AT THE EULAR 2015 CONGRESS
ROME (FRONTLINE MEDICAL NEWS) – Patients with systemic sclerosis have a distinct colonic microbiota, compared with healthy individuals, which could contribute to their immune dysfunction and symptoms, according to a new study.
As with chronic inflammatory states such as inflammatory bowel disease, systemic sclerosis (SSc) patients had decreased commensal gut bacteria such as Bacteroides and Faecalibacterium, and increased pathogenic genera such as Enterobacteriales and Fusobacterium, in the cecum and sigmoid, compared with healthy controls.
In addition, SSc patients had increased sigmoid and cecum Bifidobacterium, which is typically found in lower abundance in inflammatory bowel disease. Additional taxa alterations also were observed. These differences had never been described in scleroderma before, according to lead study author Dr. Elizabeth Volkmann, a rheumatologist and clinical instructor at the University of California, Los Angeles.
“Gastrointestinal tract dysfunction affects 90% of systemic sclerosis patients and is a leading cause of morbidity and mortality in these patients,” Dr. Volkmann said in an interview. “Symptoms such as constipation and fecal incontinence are among the most disruptive physical problems for SSc patients, and we really don’t know the cause of them at this point.”
Dr. Volkmann and her colleagues studied 17 patients with SSc: Eighty-eight percent were women, the median age was 52 years, and the median disease duration was nearly 7 years. They compared these patients to age- and gender-matched healthy controls. The SSc patients had a mean total score of 0.7 on the UCLA Scleroderma Clinical Trial Consortium Gastrointestinal Tract (UCLA SCTC GIT) 2.0 questionnaire, indicating moderate symptom severity.
At baseline, the patients underwent a colonoscopy.
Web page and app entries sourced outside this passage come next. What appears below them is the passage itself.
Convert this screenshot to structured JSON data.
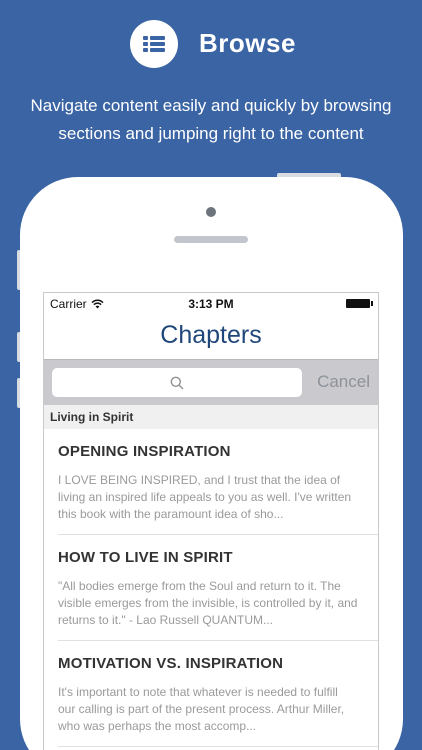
{
  "header": {
    "icon": "list-icon",
    "title": "Browse",
    "tagline_line1": "Navigate content easily and quickly by browsing",
    "tagline_line2": "sections and jumping right to the content"
  },
  "status_bar": {
    "carrier": "Carrier",
    "time": "3:13 PM"
  },
  "nav": {
    "title": "Chapters"
  },
  "search": {
    "placeholder": "",
    "cancel_label": "Cancel"
  },
  "section": {
    "title": "Living in Spirit"
  },
  "chapters": [
    {
      "title": "OPENING INSPIRATION",
      "excerpt": "I LOVE BEING INSPIRED, and I trust that the idea of living an inspired life appeals to you as well. I've written this book with the paramount idea of sho..."
    },
    {
      "title": "HOW TO LIVE IN SPIRIT",
      "excerpt": "\"All bodies emerge from the Soul and return to it. The visible emerges from the invisible, is controlled by it, and returns to it.\" - Lao Russell QUANTUM..."
    },
    {
      "title": "MOTIVATION VS. INSPIRATION",
      "excerpt": "It's important to note that whatever is needed to fulfill our calling is part of the present process. Arthur Miller, who was perhaps the most accomp..."
    }
  ],
  "colors": {
    "background": "#3a64a4",
    "nav_title": "#1f477a",
    "cancel": "#8e9299"
  }
}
Researchers obtained cecum and sigmoid mucosal lavage samples for analysis; they used 16S sequencing to determine the microbiota and the Greengenes database to determine operational taxonomic units, in addition to other tests. Patients also completed the UCLA Scleroderma Clinical Trial Consortium Gastrointestinal Tract (UCLA SCTC GIT) 2.0 questionnaire to assess gastrointestinal symptom severity at the time of colonoscopy, she said at the European Congress of Rheumatology.
“We found significant and profound differences in the microbial composition” between SSc patients and controls, Dr. Volkmann said. “Even with our small sample size, there were still statistically significant differences, including [in SSc patients] a decrease in normal, healthy bacteria and an increase in more pathogenic bacteria that in other disease states cause inflammation.”
Comparisons between SSc patients and healthy controls demonstrated numerous differences in the microbial communities in both the cecum and sigmoid, including a much higher abundance of the species Erwinia and Trabulsiella in patients with the most severe symptoms.
“This suggests not only are there differences in the microbiota composition between SSc patients and healthy controls, but these differences may contribute to clinical symptoms,” Dr. Volkmann said.
The SSc patients had a mean total score of 0.7 on the GIT 2.0, indicating moderate symptom severity. They also had moderate severity on the distension, constipation, emotional well-being, and social functioning domains on the GIT 2.0, and mild symptom severity on the diarrhea and fecal soilage domains.
Replacing healthy bacteria through probiotic supplements may be a potential therapy, she said. However, some SSc patients had an increase in Lactobacillus and Bifidobacterium, which normally are decreased in patients with inflammation, she said. Probiotic therapy should be used to target only species that are decreased, and many commercial probiotics are rich in Lactobacillus and Bifidobacterium.
One potential hypothesis for why some SSc patients had higher levels of Lactobacillus and Bifidobacterium may be because most were using a probiotic, she said. However, they asked patients to stop using a probiotic 3 weeks before their colonoscopy.
Her group is continuing studies in this population to evaluate microbiome changes over the course of a year.
Dr. Volkmann did not report any relevant financial disclosures.